Xiomara Castro, Honduras’ main opposition left-wing candidate who leads in the latest polling for Sunday’s presidential vote, has previously said that if victorious she would switch diplomatic relations to Beijing over Taiwan. But one of her close aides said on Tuesday no final decision had been made.
In addition to pressuring Honduran presidential candidates over Taiwan, a US official told the Reuters news agency that Washington has warned Central American nations of “some of the risks associated with China’s approach to the region”.
Taiwan’s Foreign Ministry expressed thanks to the US for its support for ties between Taiwan and its allies, and reiterated the government will respect the outcome of the Honduran election.
Taiwan has warned Honduras not to be taken in by China’s “flashy and false” promises.
Honduras and Taiwan have a relationship dating back to 1941, before the Republic of China government fled to Taiwan after losing the Chinese civil war.
Asked about the United States urging Honduran candidates to maintain relations with Taiwan, Chinese Foreign Ministry spokesman Zhao Lijian said the United States would not win any friends that way.
He accused Washington of “hegemonic behaviour” in Central America, pointing to US involvement over the years in coups and other plots.
“Two hundred years on, the United States is still dreaming the old dream and treating Latin American countries as within its sphere of influence,” Lijian said. “This bullying behaviour is abhorred by Latin Americans and will surely fail.”
The US maintains substantial sway over what happens in Honduras. Remittances, mostly sent by people living in the US, account for more than 20 percent of Honduras’ gross domestic product (GDP), according to data from the Brookings Institute, a US research group.
This economic reality, coupled with substantial US aid to the country, means Washington has considerable influence over local politicians.

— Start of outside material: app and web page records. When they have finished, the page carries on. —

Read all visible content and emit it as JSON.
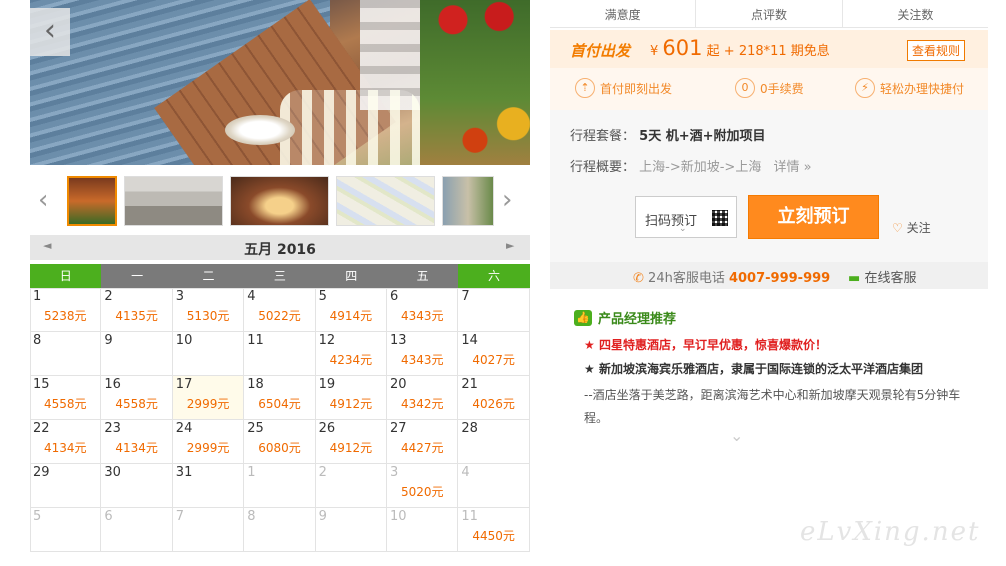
{
  "hero": {
    "prev_icon": "‹"
  },
  "thumbs": {
    "prev_icon": "‹",
    "next_icon": "›"
  },
  "calendar": {
    "title": "五月 2016",
    "prev_icon": "◄",
    "next_icon": "►",
    "weekdays": [
      "日",
      "一",
      "二",
      "三",
      "四",
      "五",
      "六"
    ],
    "weeks": [
      [
        {
          "d": "1",
          "p": "5238元"
        },
        {
          "d": "2",
          "p": "4135元"
        },
        {
          "d": "3",
          "p": "5130元"
        },
        {
          "d": "4",
          "p": "5022元"
        },
        {
          "d": "5",
          "p": "4914元"
        },
        {
          "d": "6",
          "p": "4343元"
        },
        {
          "d": "7",
          "p": ""
        }
      ],
      [
        {
          "d": "8",
          "p": ""
        },
        {
          "d": "9",
          "p": ""
        },
        {
          "d": "10",
          "p": ""
        },
        {
          "d": "11",
          "p": ""
        },
        {
          "d": "12",
          "p": "4234元"
        },
        {
          "d": "13",
          "p": "4343元"
        },
        {
          "d": "14",
          "p": "4027元"
        }
      ],
      [
        {
          "d": "15",
          "p": "4558元"
        },
        {
          "d": "16",
          "p": "4558元"
        },
        {
          "d": "17",
          "p": "2999元",
          "today": true
        },
        {
          "d": "18",
          "p": "6504元"
        },
        {
          "d": "19",
          "p": "4912元"
        },
        {
          "d": "20",
          "p": "4342元"
        },
        {
          "d": "21",
          "p": "4026元"
        }
      ],
      [
        {
          "d": "22",
          "p": "4134元"
        },
        {
          "d": "23",
          "p": "4134元"
        },
        {
          "d": "24",
          "p": "2999元"
        },
        {
          "d": "25",
          "p": "6080元"
        },
        {
          "d": "26",
          "p": "4912元"
        },
        {
          "d": "27",
          "p": "4427元"
        },
        {
          "d": "28",
          "p": ""
        }
      ],
      [
        {
          "d": "29",
          "p": ""
        },
        {
          "d": "30",
          "p": ""
        },
        {
          "d": "31",
          "p": ""
        },
        {
          "d": "1",
          "p": "",
          "other": true
        },
        {
          "d": "2",
          "p": "",
          "other": true
        },
        {
          "d": "3",
          "p": "5020元",
          "other": true
        },
        {
          "d": "4",
          "p": "",
          "other": true
        }
      ],
      [
        {
          "d": "5",
          "p": "",
          "other": true
        },
        {
          "d": "6",
          "p": "",
          "other": true
        },
        {
          "d": "7",
          "p": "",
          "other": true
        },
        {
          "d": "8",
          "p": "",
          "other": true
        },
        {
          "d": "9",
          "p": "",
          "other": true
        },
        {
          "d": "10",
          "p": "",
          "other": true
        },
        {
          "d": "11",
          "p": "4450元",
          "other": true
        }
      ]
    ]
  },
  "stats": {
    "satisfaction": "满意度",
    "reviews": "点评数",
    "follows": "关注数"
  },
  "pay": {
    "logo": "首付出发",
    "currency": "¥",
    "amount": "601",
    "suffix": "起 + 218*11 期免息",
    "rule_button": "查看规则"
  },
  "features": [
    {
      "icon": "⇡",
      "label": "首付即刻出发"
    },
    {
      "icon": "0",
      "label": "0手续费"
    },
    {
      "icon": "⚡",
      "label": "轻松办理快捷付"
    }
  ],
  "detail": {
    "package_label": "行程套餐：",
    "package_value": "5天  机+酒+附加项目",
    "overview_label": "行程概要：",
    "overview_value": "上海->新加坡->上海",
    "more_link": "详情 »"
  },
  "actions": {
    "scan_label": "扫码预订",
    "scan_chevron": "⌄",
    "book_label": "立刻预订",
    "follow_icon": "♡",
    "follow_label": "关注"
  },
  "hotline": {
    "phone_icon": "✆",
    "phone_label": "24h客服电话 ",
    "phone_number": "4007-999-999",
    "chat_icon": "▬",
    "chat_label": "在线客服"
  },
  "recommend": {
    "icon": "👍",
    "title": "产品经理推荐",
    "star": "★",
    "line1": " 四星特惠酒店，早订早优惠，惊喜爆款价！",
    "line2": " 新加坡滨海宾乐雅酒店，隶属于国际连锁的泛太平洋酒店集团",
    "line3": "--酒店坐落于美芝路，距离滨海艺术中心和新加坡摩天观景轮有5分钟车程。",
    "expand_icon": "⌄"
  },
  "watermark": "eLvXing.net",
  "colors": {
    "accent": "#f06a00",
    "green": "#4caf1e",
    "red": "#e02020"
  }
}
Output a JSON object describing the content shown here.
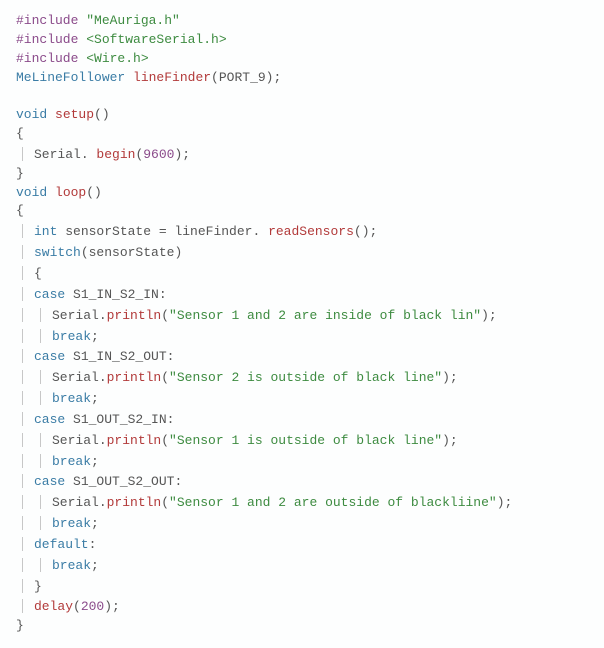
{
  "lines": [
    {
      "indent": 0,
      "segs": [
        [
          "macro",
          "#include "
        ],
        [
          "str",
          "\"MeAuriga.h\""
        ]
      ]
    },
    {
      "indent": 0,
      "segs": [
        [
          "macro",
          "#include "
        ],
        [
          "str",
          "<SoftwareSerial.h>"
        ]
      ]
    },
    {
      "indent": 0,
      "segs": [
        [
          "macro",
          "#include "
        ],
        [
          "str",
          "<Wire.h>"
        ]
      ]
    },
    {
      "indent": 0,
      "segs": [
        [
          "type",
          "MeLineFollower "
        ],
        [
          "fn",
          "lineFinder"
        ],
        [
          "punct",
          "("
        ],
        [
          "ident",
          "PORT_9"
        ],
        [
          "punct",
          ");"
        ]
      ]
    },
    {
      "blank": true
    },
    {
      "indent": 0,
      "segs": [
        [
          "kw",
          "void "
        ],
        [
          "fn",
          "setup"
        ],
        [
          "punct",
          "()"
        ]
      ]
    },
    {
      "indent": 0,
      "segs": [
        [
          "punct",
          "{"
        ]
      ]
    },
    {
      "indent": 1,
      "segs": [
        [
          "ident",
          "Serial"
        ],
        [
          "punct",
          ". "
        ],
        [
          "fn",
          "begin"
        ],
        [
          "punct",
          "("
        ],
        [
          "num",
          "9600"
        ],
        [
          "punct",
          ");"
        ]
      ]
    },
    {
      "indent": 0,
      "segs": [
        [
          "punct",
          "}"
        ]
      ]
    },
    {
      "indent": 0,
      "segs": [
        [
          "kw",
          "void "
        ],
        [
          "fn",
          "loop"
        ],
        [
          "punct",
          "()"
        ]
      ]
    },
    {
      "indent": 0,
      "segs": [
        [
          "punct",
          "{"
        ]
      ]
    },
    {
      "indent": 1,
      "segs": [
        [
          "kw",
          "int "
        ],
        [
          "ident",
          "sensorState "
        ],
        [
          "punct",
          "= "
        ],
        [
          "ident",
          "lineFinder"
        ],
        [
          "punct",
          ". "
        ],
        [
          "fn",
          "readSensors"
        ],
        [
          "punct",
          "();"
        ]
      ]
    },
    {
      "indent": 1,
      "segs": [
        [
          "kw",
          "switch"
        ],
        [
          "punct",
          "("
        ],
        [
          "ident",
          "sensorState"
        ],
        [
          "punct",
          ")"
        ]
      ]
    },
    {
      "indent": 1,
      "segs": [
        [
          "punct",
          "{"
        ]
      ]
    },
    {
      "indent": 1,
      "segs": [
        [
          "kw",
          "case "
        ],
        [
          "ident",
          "S1_IN_S2_IN"
        ],
        [
          "punct",
          ":"
        ]
      ]
    },
    {
      "indent": 2,
      "segs": [
        [
          "ident",
          "Serial"
        ],
        [
          "punct",
          "."
        ],
        [
          "fn",
          "println"
        ],
        [
          "punct",
          "("
        ],
        [
          "str",
          "\"Sensor 1 and 2 are inside of black lin\""
        ],
        [
          "punct",
          ");"
        ]
      ]
    },
    {
      "indent": 2,
      "segs": [
        [
          "kw",
          "break"
        ],
        [
          "punct",
          ";"
        ]
      ]
    },
    {
      "indent": 1,
      "segs": [
        [
          "kw",
          "case "
        ],
        [
          "ident",
          "S1_IN_S2_OUT"
        ],
        [
          "punct",
          ":"
        ]
      ]
    },
    {
      "indent": 2,
      "segs": [
        [
          "ident",
          "Serial"
        ],
        [
          "punct",
          "."
        ],
        [
          "fn",
          "println"
        ],
        [
          "punct",
          "("
        ],
        [
          "str",
          "\"Sensor 2 is outside of black line\""
        ],
        [
          "punct",
          ");"
        ]
      ]
    },
    {
      "indent": 2,
      "segs": [
        [
          "kw",
          "break"
        ],
        [
          "punct",
          ";"
        ]
      ]
    },
    {
      "indent": 1,
      "segs": [
        [
          "kw",
          "case "
        ],
        [
          "ident",
          "S1_OUT_S2_IN"
        ],
        [
          "punct",
          ":"
        ]
      ]
    },
    {
      "indent": 2,
      "segs": [
        [
          "ident",
          "Serial"
        ],
        [
          "punct",
          "."
        ],
        [
          "fn",
          "println"
        ],
        [
          "punct",
          "("
        ],
        [
          "str",
          "\"Sensor 1 is outside of black line\""
        ],
        [
          "punct",
          ");"
        ]
      ]
    },
    {
      "indent": 2,
      "segs": [
        [
          "kw",
          "break"
        ],
        [
          "punct",
          ";"
        ]
      ]
    },
    {
      "indent": 1,
      "segs": [
        [
          "kw",
          "case "
        ],
        [
          "ident",
          "S1_OUT_S2_OUT"
        ],
        [
          "punct",
          ":"
        ]
      ]
    },
    {
      "indent": 2,
      "segs": [
        [
          "ident",
          "Serial"
        ],
        [
          "punct",
          "."
        ],
        [
          "fn",
          "println"
        ],
        [
          "punct",
          "("
        ],
        [
          "str",
          "\"Sensor 1 and 2 are outside of blackliine\""
        ],
        [
          "punct",
          ");"
        ]
      ]
    },
    {
      "indent": 2,
      "segs": [
        [
          "kw",
          "break"
        ],
        [
          "punct",
          ";"
        ]
      ]
    },
    {
      "indent": 1,
      "segs": [
        [
          "kw",
          "default"
        ],
        [
          "punct",
          ":"
        ]
      ]
    },
    {
      "indent": 2,
      "segs": [
        [
          "kw",
          "break"
        ],
        [
          "punct",
          ";"
        ]
      ]
    },
    {
      "indent": 1,
      "segs": [
        [
          "punct",
          "}"
        ]
      ]
    },
    {
      "indent": 1,
      "segs": [
        [
          "fn",
          "delay"
        ],
        [
          "punct",
          "("
        ],
        [
          "num",
          "200"
        ],
        [
          "punct",
          ");"
        ]
      ]
    },
    {
      "indent": 0,
      "segs": [
        [
          "punct",
          "}"
        ]
      ]
    }
  ]
}
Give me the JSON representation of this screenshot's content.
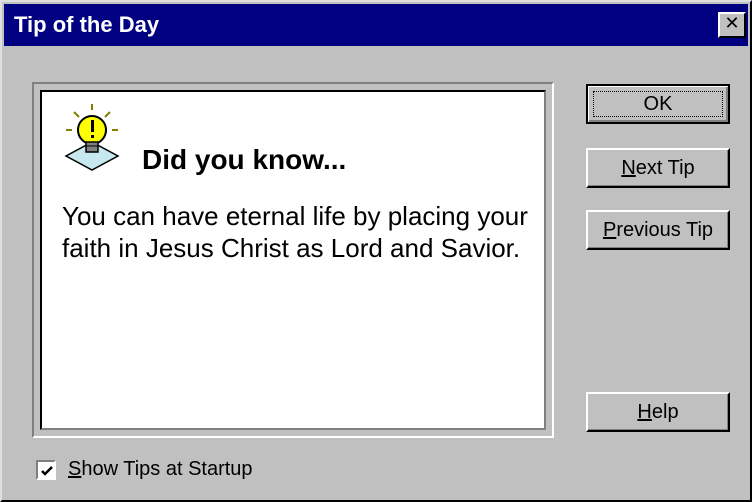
{
  "window": {
    "title": "Tip of the Day",
    "close_glyph": "✕"
  },
  "tip": {
    "icon": "lightbulb-icon",
    "heading": "Did you know...",
    "text": "You can have eternal life by placing your faith in Jesus Christ as Lord and Savior."
  },
  "buttons": {
    "ok": "OK",
    "next": {
      "mnemonic": "N",
      "rest": "ext Tip"
    },
    "previous": {
      "mnemonic": "P",
      "rest": "revious Tip"
    },
    "help": {
      "mnemonic": "H",
      "rest": "elp"
    }
  },
  "startup": {
    "mnemonic": "S",
    "rest": "how Tips at Startup",
    "checked": true
  },
  "colors": {
    "titlebar": "#000080",
    "face": "#c0c0c0",
    "bulb": "#ffff00"
  }
}
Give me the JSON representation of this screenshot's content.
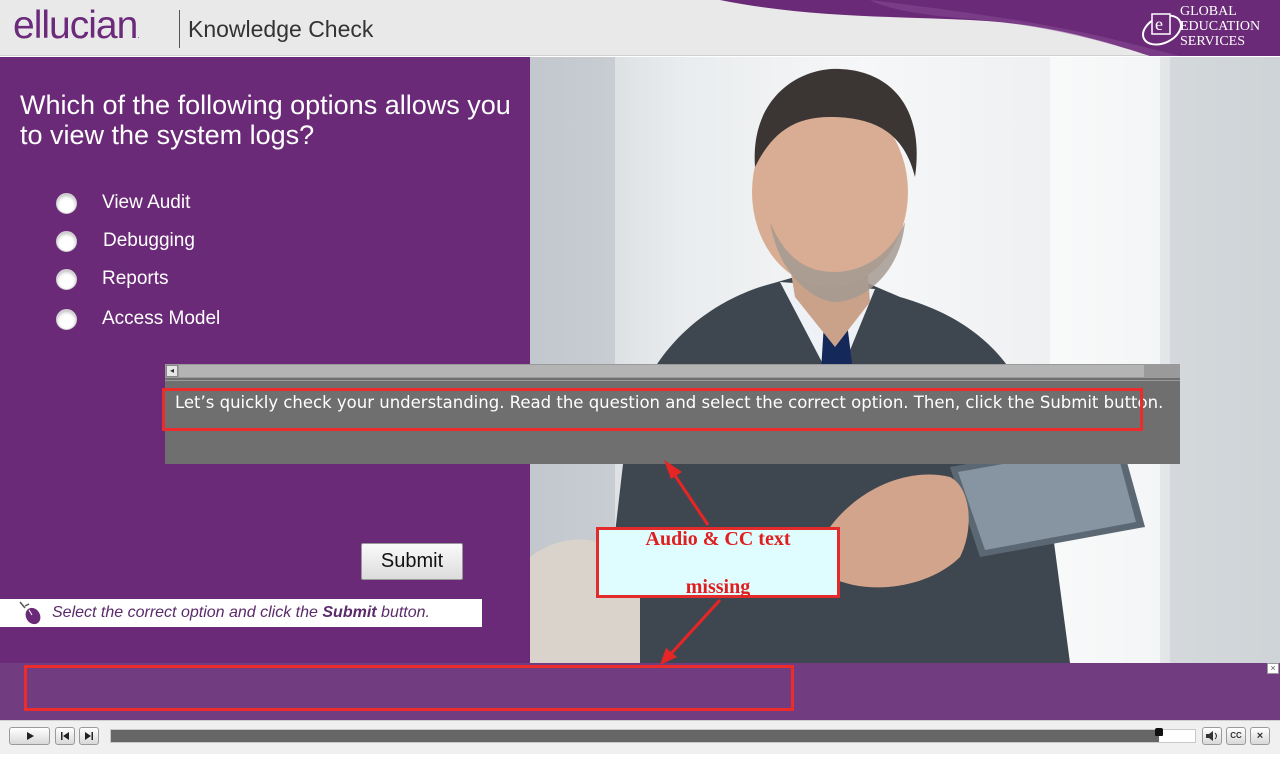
{
  "header": {
    "logo_text": "ellucian",
    "logo_mark": ".",
    "title": "Knowledge Check",
    "ges_lines": [
      "GL",
      "BAL",
      "EDUCATION",
      "SERVICES"
    ],
    "ges_line1": "GLOBAL",
    "ges_line2": "EDUCATION",
    "ges_line3": "SERVICES"
  },
  "question": {
    "text": "Which of the following options allows you to view the system logs?",
    "options": [
      {
        "label": "View Audit",
        "selected": false
      },
      {
        "label": "Debugging",
        "selected": false
      },
      {
        "label": "Reports",
        "selected": false
      },
      {
        "label": "Access Model",
        "selected": false
      }
    ],
    "submit_label": "Submit",
    "instruction_pre": "Select the correct option and click the ",
    "instruction_bold": "Submit",
    "instruction_post": " button."
  },
  "captions": {
    "text": "Let’s quickly check your understanding. Read the question and select the correct option. Then, click the Submit button."
  },
  "annotation": {
    "line1": "Audio & CC text",
    "line2": "missing",
    "color": "#e01e1e"
  },
  "player": {
    "progress": 0.967,
    "cc_label": "CC",
    "close_label": "×"
  },
  "colors": {
    "purple": "#6b2a77",
    "strip": "#723c81",
    "annotation_red": "#ec2b2b"
  }
}
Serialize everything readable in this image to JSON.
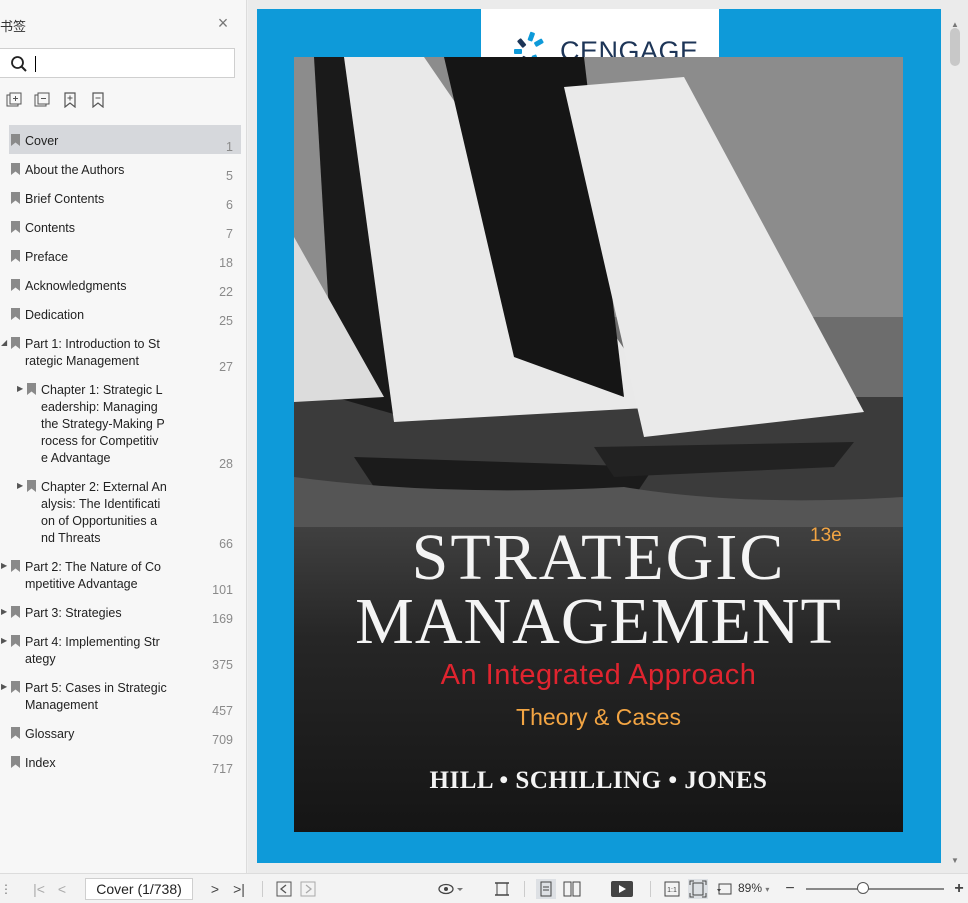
{
  "sidebar": {
    "title": "书签",
    "search": {
      "value": "",
      "placeholder": ""
    },
    "items": [
      {
        "label": "Cover",
        "page": "1",
        "selected": true,
        "expandable": false,
        "level": 0
      },
      {
        "label": "About the Authors",
        "page": "5",
        "level": 0
      },
      {
        "label": "Brief Contents",
        "page": "6",
        "level": 0
      },
      {
        "label": "Contents",
        "page": "7",
        "level": 0
      },
      {
        "label": "Preface",
        "page": "18",
        "level": 0
      },
      {
        "label": "Acknowledgments",
        "page": "22",
        "level": 0
      },
      {
        "label": "Dedication",
        "page": "25",
        "level": 0
      },
      {
        "label": "Part 1: Introduction to St\nrategic Management",
        "page": "27",
        "level": 0,
        "expanded": true
      },
      {
        "label": "Chapter 1: Strategic L\neadership: Managing\nthe Strategy-Making P\nrocess for Competitiv\ne Advantage",
        "page": "28",
        "level": 1
      },
      {
        "label": "Chapter 2: External An\nalysis: The Identificati\non of Opportunities a\nnd Threats",
        "page": "66",
        "level": 1
      },
      {
        "label": "Part 2: The Nature of Co\nmpetitive Advantage",
        "page": "101",
        "level": 0
      },
      {
        "label": "Part 3: Strategies",
        "page": "169",
        "level": 0
      },
      {
        "label": "Part 4: Implementing Str\nategy",
        "page": "375",
        "level": 0
      },
      {
        "label": "Part 5: Cases in Strategic\nManagement",
        "page": "457",
        "level": 0
      },
      {
        "label": "Glossary",
        "page": "709",
        "level": 0
      },
      {
        "label": "Index",
        "page": "717",
        "level": 0
      }
    ]
  },
  "cover": {
    "publisher": "CENGAGE",
    "edition": "13e",
    "title_line1": "STRATEGIC",
    "title_line2": "MANAGEMENT",
    "subtitle": "An Integrated Approach",
    "subsubtitle": "Theory & Cases",
    "authors": "HILL • SCHILLING • JONES"
  },
  "statusbar": {
    "page_field": "Cover (1/738)",
    "zoom": "89%",
    "zoom_fraction": 0.41
  },
  "colors": {
    "page_frame": "#0e9ad9",
    "subtitle_red": "#e0242f",
    "accent_orange": "#f3a543",
    "logo_navy": "#1d3557"
  }
}
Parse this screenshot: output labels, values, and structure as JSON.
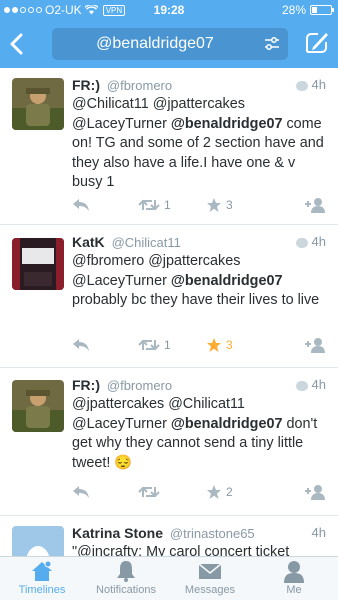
{
  "status_bar": {
    "carrier": "O2-UK",
    "vpn": "VPN",
    "time": "19:28",
    "battery": "28%",
    "battery_level": 0.28
  },
  "nav": {
    "search_query": "@benaldridge07",
    "back_icon": "chevron-left-icon",
    "filter_icon": "sliders-icon",
    "compose_icon": "compose-icon"
  },
  "tweets": [
    {
      "name": "FR:)",
      "handle": "@fbromero",
      "time": "4h",
      "text_1": "@Chilicat11 @jpattercakes @LaceyTurner ",
      "mention": "@benaldridge07",
      "text_2": " come on! TG and some of 2 section have and they also have a life.I have one & v busy 1",
      "retweets": "1",
      "favorites": "3",
      "favorited": false
    },
    {
      "name": "KatK",
      "handle": "@Chilicat11",
      "time": "4h",
      "text_1": "@fbromero @jpattercakes @LaceyTurner ",
      "mention": "@benaldridge07",
      "text_2": " probably bc they have their lives to live",
      "retweets": "1",
      "favorites": "3",
      "favorited": true
    },
    {
      "name": "FR:)",
      "handle": "@fbromero",
      "time": "4h",
      "text_1": "@jpattercakes @Chilicat11 @LaceyTurner ",
      "mention": "@benaldridge07",
      "text_2": "  don't get why they cannot send a tiny little tweet!  😔",
      "retweets": "",
      "favorites": "2",
      "favorited": false
    },
    {
      "name": "Katrina Stone",
      "handle": "@trinastone65",
      "time": "4h",
      "text_1": "\"@incrafty: My carol concert ticket",
      "mention": "",
      "text_2": ""
    }
  ],
  "tabbar": [
    {
      "label": "Timelines",
      "icon": "home-icon",
      "active": true
    },
    {
      "label": "Notifications",
      "icon": "bell-icon",
      "active": false
    },
    {
      "label": "Messages",
      "icon": "envelope-icon",
      "active": false
    },
    {
      "label": "Me",
      "icon": "person-icon",
      "active": false
    }
  ],
  "colors": {
    "brand": "#55acee",
    "favorite": "#ffac33",
    "muted": "#8899a6"
  }
}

The recent spat between Washington and Beijing over Honduras’ diplomacy is part of an intensifying global showdown between the two superpowers, according to analysts.